Ready for Confetti, Robert Earl Keen looks forward to singing for a hometownHouston crowd
Yes, it’s true: For Robert Earl Keen, the road actually does go on forever. And the party never really ends. Indeed, if you just take a gander at the website of this eclectically inclined country-rocker, you’ll see what a relentlessly touring entertainer he is.
On Wednesday, the road takes Keen back to Houston, for a gig at one of his very favorite venues, The House of Blues. The Sharpstown High grad is looking forward to playing for a hometown crowd, because he knows what to expect from a boisterous audience of H-Town hearty-partiers.
And since Wednesday still counts as part of the Christmas season, he knows pretty much what the audience expects as well.
CultureMap: This time of year, I would imagine your fans are demanding to hear “Merry Christmas from the Family” [Keen’s signature tune about a drunken holiday gathering] even more than “The Road Goes On Forever,” right?
Robert Earl Keen: Absolutely. I think whenever I come around to this time of year, every year, I tell myself, “OK, I’m gonna see if I can just go out there and stand out there for an hour, and then play that song and just walk off, and see if that works.” I don’t know – I guess it’s kind of a funny, smart-ass fantasy.
"And I know there are people who don’t like Houston, or have a hard time defending it, because it’s sprawled out or whatever. But for me, personally – I guess it’s because I grew up there, I don’t know. But I always feel totally at peace in Houston."
But, yeah, there is a definite feeling that no matter what we’re playing, how good we’re doing, how many people are screaming “Robert Earl Keen! Robert Earl Keen! Robert Earl Keen!” – they’re still just waiting for this one song. I know that’s happening, I know there’s no way I’m going to get out of the building alive without playing it. So it’s a matter of, OK, let’s have enough anticipation to let everybody be excited about it – but not too much for them to get pissed off.
CM: Is there a special vibe you get from playing for a hometown audience?
REK: First off, the answer would be yes. And then I would have to say that, as long as I’ve been away, I always immediately feel at peace whenever I go back to Houston. Even when I’m on the freeway, I’m at peace. Houston has a certain vibe that no other place has. And I know there are people who don’t like Houston, or have a hard time defending it, because it’s sprawled out or whatever. But for me, personally – I guess it’s because I grew up there, I don’t know. But I always feel totally at peace in Houston.
CM: Ready for Confetti is the title of your latest… well, wait a minute. I guess they don’t call them albums anymore.
REK: No, they still call them albums. Or CDs. Projects. Episodes. [Laughs] Tragedies. Mistakes.
CM: Well, OK then.

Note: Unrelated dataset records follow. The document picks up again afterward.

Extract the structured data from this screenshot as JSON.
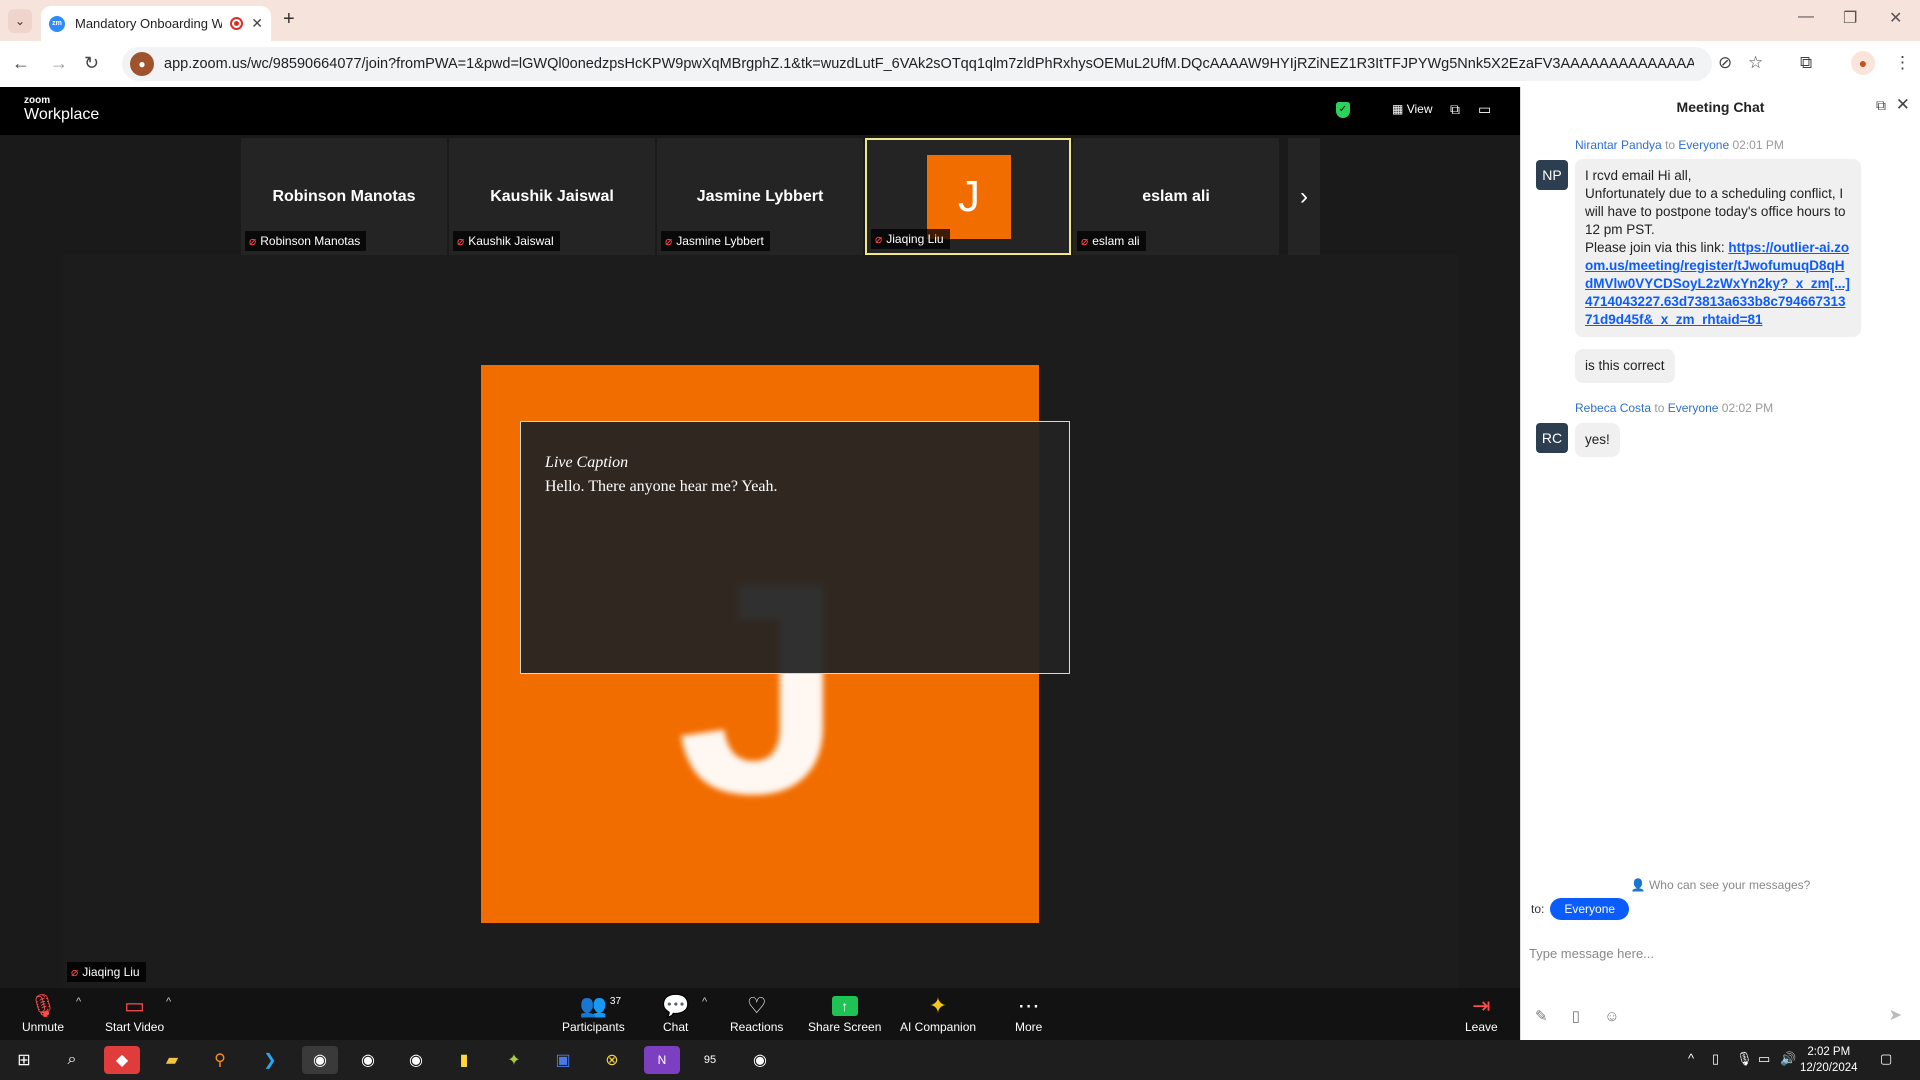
{
  "browser": {
    "tab_title": "Mandatory Onboarding We",
    "tab_favicon": "zm",
    "url": "app.zoom.us/wc/98590664077/join?fromPWA=1&pwd=lGWQl0onedzpsHcKPW9pwXqMBrgphZ.1&tk=wuzdLutF_6VAk2sOTqq1qlm7zldPhRxhysOEMuL2UfM.DQcAAAAW9HYIjRZiNEZ1R3ItTFJPYWg5Nnk5X2EzaFV3AAAAAAAAAAAAAAAAAAAAAAAAAAA..."
  },
  "zoom": {
    "logo_line1": "zoom",
    "logo_line2": "Workplace",
    "view_label": "View",
    "strip": [
      {
        "name": "Robinson Manotas",
        "tag": "Robinson Manotas"
      },
      {
        "name": "Kaushik Jaiswal",
        "tag": "Kaushik Jaiswal"
      },
      {
        "name": "Jasmine Lybbert",
        "tag": "Jasmine Lybbert"
      },
      {
        "initial": "J",
        "tag": "Jiaqing Liu"
      },
      {
        "name": "eslam ali",
        "tag": "eslam ali"
      }
    ],
    "main_speaker": {
      "initial": "J",
      "tag": "Jiaqing Liu"
    },
    "caption": {
      "title": "Live Caption",
      "text": "Hello. There anyone hear me? Yeah."
    },
    "controls": {
      "unmute": "Unmute",
      "start_video": "Start Video",
      "participants": "Participants",
      "participants_count": "37",
      "chat": "Chat",
      "reactions": "Reactions",
      "share_screen": "Share Screen",
      "ai_companion": "AI Companion",
      "more": "More",
      "leave": "Leave"
    }
  },
  "chat": {
    "title": "Meeting Chat",
    "messages": [
      {
        "sender": "Nirantar Pandya",
        "to_word": "to",
        "recipient": "Everyone",
        "time": "02:01 PM",
        "initials": "NP",
        "lines": [
          "I rcvd email Hi all,",
          "Unfortunately due to a scheduling conflict, I will have to postpone today's office hours to 12 pm PST.",
          "Please join via this link: "
        ],
        "link": "https://outlier-ai.zoom.us/meeting/register/tJwofumuqD8qHdMVlw0VYCDSoyL2zWxYn2ky?_x_zm[...]4714043227.63d73813a633b8c79466731371d9d45f&_x_zm_rhtaid=81",
        "followup": "is this correct"
      },
      {
        "sender": "Rebeca Costa",
        "to_word": "to",
        "recipient": "Everyone",
        "time": "02:02 PM",
        "initials": "RC",
        "text": "yes!"
      }
    ],
    "who_can_see": "Who can see your messages?",
    "to_label": "to:",
    "to_value": "Everyone",
    "input_placeholder": "Type message here..."
  },
  "taskbar": {
    "time": "2:02 PM",
    "date": "12/20/2024",
    "badge_95": "95"
  }
}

Like all of your albums, it’s a crazy-quilt mix of musical styles, ranging pure country to folk to country rock to Americana and on and on. And there’s diversity within individual songs -- like “I Gotta Go,” which sounds bouncy and cheery only until you really listen to the lyrics, and you realize it’s a pretty dang dark account of a guy who’s been spending his life racing toward his death.
REK: [Laughs] You’re right, it does have kind of a dark thing going. But it’s not near as dark as I’ve been in the past.
CM: But does this diversity ever work against you in terms of building an audience? Because, really, it’s not like I can give somebody who’s never heard your music a copy of Ready for Confetti – or any one of your albums, really – and tell them, “All right, this is typical Robert Earl Keen.”
REK: Well, because this is the way I am, I have to feel like my diversity is my strength. And the reason why I’ve been able to have a career that’s gone on now for nearly 30 years. As far as fans go, it’s like I always say: I’m like a Milton Bradley game, good for folks 8 to 80. When people come to hear me perform – unless they just don’t like me, they’re going to find something they like in the show.
CM: You are a true Texas cowboy, in that you actually maintain a ranch near your home in Kerrville. What’s a typical day at the ranch like for you?
REK: Oh, I kind of clean up a few things. Fix up the tack room. I’ve got three horses, so I’ve got to feed them. And I’ve got an old Dodge Dart – a ’63 Dodge Dart that my grandmother gave me. I start it up every time I go to the ranch, just to keep it running.
And occasionally I take people out hunting. There’s a pool there, so in the summertime I hang out by the pool. And when I write, I have this shack I call the Scriptorium where I write. I have about a half-dozen guitars up there, and about a thousand cowboy books. So I play my guitars, read these books – and build a campfire outside the door and eat deer sausage.